Greetings again from the darkness. From the opening scene it is clear we aren’t in for a typically lame rom-com with caricatures instead of characters and punchlines instead of feelings. Instead, this one is all about the characters and their feelings … realistic feelings of pain, anger, hope and frustration. Now don’t misunderstand. It doesn’t go too deep and there is still plenty of humor in the moments.

Cal (Steve Carell) and Emily (Julianne Moore) are sharing one of their many restaurant moments over the course of their long, steady marriage. Only  this time, something spoils the comfort zone. Emily says she wants a divorce and later tells Cal that she had an affair with a co-worker (Kevin Bacon). What follows is as close to real life reactions as we could ever hope for in a rom-com. Cal is hurt. The kids are angry. Emily is confused. Their friends take sides.

The intertwining story lines and characters are both sad and funny. We see how people react when they are attracted to others … or not. We see how people react when they wonder if a decision was rash. We see how basically nice people try to do the right thing for themselves and others, but still mess it up sometimes.

 After moving out, Cal heads to a local upscale lounge that seems to be stocked with gorgeous women and only a handful of men … every night. In real life, the line of men waiting to enter would be wrapped around the block. Still, one of the regulars is Jacob, played by Ryan Gosling. He is a thing of beauty himself, and always quick with just the right line. His science is making women believe he cares about nothing but them. Cal is discouraged by Jacob’s incredible success rate. Jacob notices Cal’s negative vibe and agrees to train him. But first, the makeover … wardrobe, haircut and conversation skills.

The polar opposite effect of what you might expect from Hollywood – these nice people begin to question their direction. Cal longs for Emily. Emily still thinks about Cal, but dates her co-worker. The son (Jonah Bobo) has a crush on the older baby-sitter, who has a crush of her own. Even Jacob falls hard for new attorney Hannah (Emma Stone) who has just walked out on her wet rag boyfriend (Josh Groban) who offered her a job, rather than a ring. Oh what a tangled web we weave. And that’s just the stuff I can tell you!

 Cal’s first conquest utilizing his newly learned skills is a teacher played with full energy by the terrific Marisa Tomei. She only has a couple of scenes, but as usual, Ms. Tomei makes the most of her screen time. The high school baby sitter is played well by Analeigh Tipton, but it’s interesting to note (in real life) she is 3 days younger than law school grad Hannah (Stone).

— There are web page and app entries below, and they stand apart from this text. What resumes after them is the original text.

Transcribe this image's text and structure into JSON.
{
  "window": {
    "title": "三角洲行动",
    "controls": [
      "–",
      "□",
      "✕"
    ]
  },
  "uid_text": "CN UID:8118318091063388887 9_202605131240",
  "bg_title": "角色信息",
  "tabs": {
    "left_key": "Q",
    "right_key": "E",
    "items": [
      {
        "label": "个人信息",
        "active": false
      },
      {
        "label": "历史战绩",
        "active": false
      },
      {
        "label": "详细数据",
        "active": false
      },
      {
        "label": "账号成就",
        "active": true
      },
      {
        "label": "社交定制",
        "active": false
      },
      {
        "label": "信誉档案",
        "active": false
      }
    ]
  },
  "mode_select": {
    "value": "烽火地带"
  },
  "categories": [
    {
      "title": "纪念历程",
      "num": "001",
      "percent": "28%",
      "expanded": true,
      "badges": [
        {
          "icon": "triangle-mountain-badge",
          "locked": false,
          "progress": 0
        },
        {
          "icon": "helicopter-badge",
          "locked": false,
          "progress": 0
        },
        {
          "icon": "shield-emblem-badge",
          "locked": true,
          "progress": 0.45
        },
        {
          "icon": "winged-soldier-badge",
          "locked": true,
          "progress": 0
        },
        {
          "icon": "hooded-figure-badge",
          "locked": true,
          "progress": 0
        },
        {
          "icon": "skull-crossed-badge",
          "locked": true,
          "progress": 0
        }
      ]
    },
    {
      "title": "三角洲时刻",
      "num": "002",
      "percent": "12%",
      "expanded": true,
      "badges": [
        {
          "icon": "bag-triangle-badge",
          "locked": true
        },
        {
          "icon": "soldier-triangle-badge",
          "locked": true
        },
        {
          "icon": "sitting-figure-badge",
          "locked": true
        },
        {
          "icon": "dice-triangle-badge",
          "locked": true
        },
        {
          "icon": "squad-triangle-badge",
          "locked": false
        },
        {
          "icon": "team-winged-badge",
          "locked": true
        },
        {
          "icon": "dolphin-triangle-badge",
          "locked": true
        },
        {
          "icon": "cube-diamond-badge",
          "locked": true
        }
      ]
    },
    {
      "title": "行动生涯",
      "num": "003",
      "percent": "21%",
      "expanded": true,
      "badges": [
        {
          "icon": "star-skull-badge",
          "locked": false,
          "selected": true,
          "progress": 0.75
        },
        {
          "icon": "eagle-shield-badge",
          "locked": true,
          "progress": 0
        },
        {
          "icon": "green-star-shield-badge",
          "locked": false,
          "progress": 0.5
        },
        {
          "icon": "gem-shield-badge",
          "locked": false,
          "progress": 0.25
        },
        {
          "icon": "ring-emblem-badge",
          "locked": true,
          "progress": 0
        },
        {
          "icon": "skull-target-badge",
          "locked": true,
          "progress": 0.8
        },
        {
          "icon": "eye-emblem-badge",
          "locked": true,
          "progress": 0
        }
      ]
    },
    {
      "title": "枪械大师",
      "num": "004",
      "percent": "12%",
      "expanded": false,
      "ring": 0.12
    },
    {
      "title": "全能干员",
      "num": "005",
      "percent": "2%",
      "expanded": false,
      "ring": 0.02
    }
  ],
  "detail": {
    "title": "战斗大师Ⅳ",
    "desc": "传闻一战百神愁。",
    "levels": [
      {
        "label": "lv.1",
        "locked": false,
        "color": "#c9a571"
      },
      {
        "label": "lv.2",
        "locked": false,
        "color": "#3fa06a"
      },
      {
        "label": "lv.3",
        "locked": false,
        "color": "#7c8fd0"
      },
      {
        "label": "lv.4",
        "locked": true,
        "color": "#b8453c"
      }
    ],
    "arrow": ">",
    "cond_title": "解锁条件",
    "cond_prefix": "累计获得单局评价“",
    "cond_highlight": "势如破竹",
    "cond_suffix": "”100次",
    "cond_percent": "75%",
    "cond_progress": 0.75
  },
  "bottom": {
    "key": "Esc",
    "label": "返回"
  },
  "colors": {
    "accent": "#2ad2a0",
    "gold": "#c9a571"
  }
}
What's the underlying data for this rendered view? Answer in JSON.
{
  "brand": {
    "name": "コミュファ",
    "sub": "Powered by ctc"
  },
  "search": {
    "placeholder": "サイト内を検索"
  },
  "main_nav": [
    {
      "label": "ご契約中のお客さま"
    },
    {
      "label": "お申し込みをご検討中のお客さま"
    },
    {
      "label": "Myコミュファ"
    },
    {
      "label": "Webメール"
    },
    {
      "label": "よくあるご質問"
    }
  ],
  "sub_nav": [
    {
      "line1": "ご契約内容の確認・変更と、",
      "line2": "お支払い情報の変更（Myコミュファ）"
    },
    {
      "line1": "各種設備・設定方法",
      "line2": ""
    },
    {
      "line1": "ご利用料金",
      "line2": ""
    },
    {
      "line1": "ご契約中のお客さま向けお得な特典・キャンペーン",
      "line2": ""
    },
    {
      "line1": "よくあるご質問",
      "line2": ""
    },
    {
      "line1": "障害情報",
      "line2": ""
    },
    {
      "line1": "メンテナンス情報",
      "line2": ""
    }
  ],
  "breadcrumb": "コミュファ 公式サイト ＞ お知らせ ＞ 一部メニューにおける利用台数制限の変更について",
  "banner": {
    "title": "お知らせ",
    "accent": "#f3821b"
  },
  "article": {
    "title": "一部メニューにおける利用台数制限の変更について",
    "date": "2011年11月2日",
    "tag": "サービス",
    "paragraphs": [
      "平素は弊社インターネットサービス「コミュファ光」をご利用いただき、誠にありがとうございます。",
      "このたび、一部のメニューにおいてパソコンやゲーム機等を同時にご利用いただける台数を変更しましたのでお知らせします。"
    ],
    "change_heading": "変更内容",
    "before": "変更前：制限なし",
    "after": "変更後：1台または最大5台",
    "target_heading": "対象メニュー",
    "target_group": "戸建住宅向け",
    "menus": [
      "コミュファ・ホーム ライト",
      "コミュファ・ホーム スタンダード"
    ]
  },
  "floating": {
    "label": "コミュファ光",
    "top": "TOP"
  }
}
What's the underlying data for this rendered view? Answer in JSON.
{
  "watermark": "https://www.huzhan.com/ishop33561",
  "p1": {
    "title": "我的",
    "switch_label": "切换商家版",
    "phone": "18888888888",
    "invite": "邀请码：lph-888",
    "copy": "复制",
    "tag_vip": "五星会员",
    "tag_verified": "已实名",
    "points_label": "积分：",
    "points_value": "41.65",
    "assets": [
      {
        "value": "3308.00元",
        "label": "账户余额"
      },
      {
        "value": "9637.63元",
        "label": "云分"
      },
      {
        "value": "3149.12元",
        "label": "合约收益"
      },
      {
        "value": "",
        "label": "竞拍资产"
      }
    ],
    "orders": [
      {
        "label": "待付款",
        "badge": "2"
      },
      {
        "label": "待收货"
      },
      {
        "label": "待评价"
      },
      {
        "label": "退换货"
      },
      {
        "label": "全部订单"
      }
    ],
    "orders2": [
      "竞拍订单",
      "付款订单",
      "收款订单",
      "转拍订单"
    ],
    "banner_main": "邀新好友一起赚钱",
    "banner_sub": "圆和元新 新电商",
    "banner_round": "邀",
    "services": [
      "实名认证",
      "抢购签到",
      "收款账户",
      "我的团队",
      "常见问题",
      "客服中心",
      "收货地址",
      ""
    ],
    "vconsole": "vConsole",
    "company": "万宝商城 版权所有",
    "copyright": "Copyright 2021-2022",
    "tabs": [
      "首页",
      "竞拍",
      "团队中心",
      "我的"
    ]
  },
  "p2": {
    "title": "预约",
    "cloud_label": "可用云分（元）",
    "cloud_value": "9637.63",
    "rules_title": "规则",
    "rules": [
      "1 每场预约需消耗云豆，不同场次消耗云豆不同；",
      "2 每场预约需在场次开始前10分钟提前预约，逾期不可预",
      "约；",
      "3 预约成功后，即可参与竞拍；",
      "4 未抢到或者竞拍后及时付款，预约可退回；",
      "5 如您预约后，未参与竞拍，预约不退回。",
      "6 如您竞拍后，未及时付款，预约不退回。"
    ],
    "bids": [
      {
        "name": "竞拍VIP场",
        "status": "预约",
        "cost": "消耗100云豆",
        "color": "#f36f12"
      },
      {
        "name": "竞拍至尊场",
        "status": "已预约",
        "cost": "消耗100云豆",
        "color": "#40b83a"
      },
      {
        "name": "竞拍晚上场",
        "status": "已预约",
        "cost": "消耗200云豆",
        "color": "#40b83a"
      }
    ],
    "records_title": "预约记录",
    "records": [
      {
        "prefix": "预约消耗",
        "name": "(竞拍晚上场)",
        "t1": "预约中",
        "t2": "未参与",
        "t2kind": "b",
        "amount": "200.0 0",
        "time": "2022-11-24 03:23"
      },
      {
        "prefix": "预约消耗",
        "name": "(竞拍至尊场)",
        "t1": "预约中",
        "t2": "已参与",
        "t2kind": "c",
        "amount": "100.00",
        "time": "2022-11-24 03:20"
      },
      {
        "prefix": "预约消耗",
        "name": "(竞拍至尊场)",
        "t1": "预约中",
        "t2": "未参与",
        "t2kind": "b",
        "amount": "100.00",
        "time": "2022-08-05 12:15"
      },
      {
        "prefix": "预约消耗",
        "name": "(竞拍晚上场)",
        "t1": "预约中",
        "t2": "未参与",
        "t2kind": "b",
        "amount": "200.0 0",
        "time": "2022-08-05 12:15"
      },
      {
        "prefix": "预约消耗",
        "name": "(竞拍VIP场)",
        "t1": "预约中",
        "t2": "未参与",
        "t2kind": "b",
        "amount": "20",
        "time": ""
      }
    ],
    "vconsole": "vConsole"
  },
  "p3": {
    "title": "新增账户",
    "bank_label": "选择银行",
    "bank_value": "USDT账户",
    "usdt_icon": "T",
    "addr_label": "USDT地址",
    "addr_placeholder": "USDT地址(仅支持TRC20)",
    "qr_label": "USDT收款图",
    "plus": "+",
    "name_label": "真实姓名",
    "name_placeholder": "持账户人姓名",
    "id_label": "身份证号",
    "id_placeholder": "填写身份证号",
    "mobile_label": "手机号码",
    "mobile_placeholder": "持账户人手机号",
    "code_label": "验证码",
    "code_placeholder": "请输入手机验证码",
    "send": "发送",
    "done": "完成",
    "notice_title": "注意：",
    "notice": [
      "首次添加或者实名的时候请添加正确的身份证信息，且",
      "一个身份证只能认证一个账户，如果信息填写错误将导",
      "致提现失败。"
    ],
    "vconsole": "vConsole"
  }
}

 All of the actors are top notch here. Steve Carell continues to get better … this is a superior movie to Date Night (with Tina Fey). Julianne Moore is solid, though her character is mostly mopey. Ryan Gosling and Emma Stone are both outstanding. Gosling is known for mostly offbeat, dark independent films but shows again how easily he slides back into sex symbol. Ms. Stone is headed for super-stardom. She was really good in Easy A and has a star-making turn in the upcoming film The Help. After that, it’s on to the new Spider-Man for her.

Glenn Ficarra and John Requa are the co-directors and were responsible for the much less mainstream I Love You Phillip Morris, with Jim Carrey and Ewan McGregor. Surprisingly the film was written by Dan Fogelman, who is known for his script writing on the animated Cars movies.

Chances are good that more women will want to see the movie, but the surprise is, many men will relate to what’s going on with the Steve Carell and Ryan Gosling characters. There is enough humor to keep everyone happy and enough strong writing to say this is a very good movie.

SEE THIS MOVIE IF: it’s date night and you are looking for a good comedy/drama made for adults

SKIP THIS MOVIE IF: you find it difficult to find any humor in watching a couple struggle through a divorce, no matter how well made it is.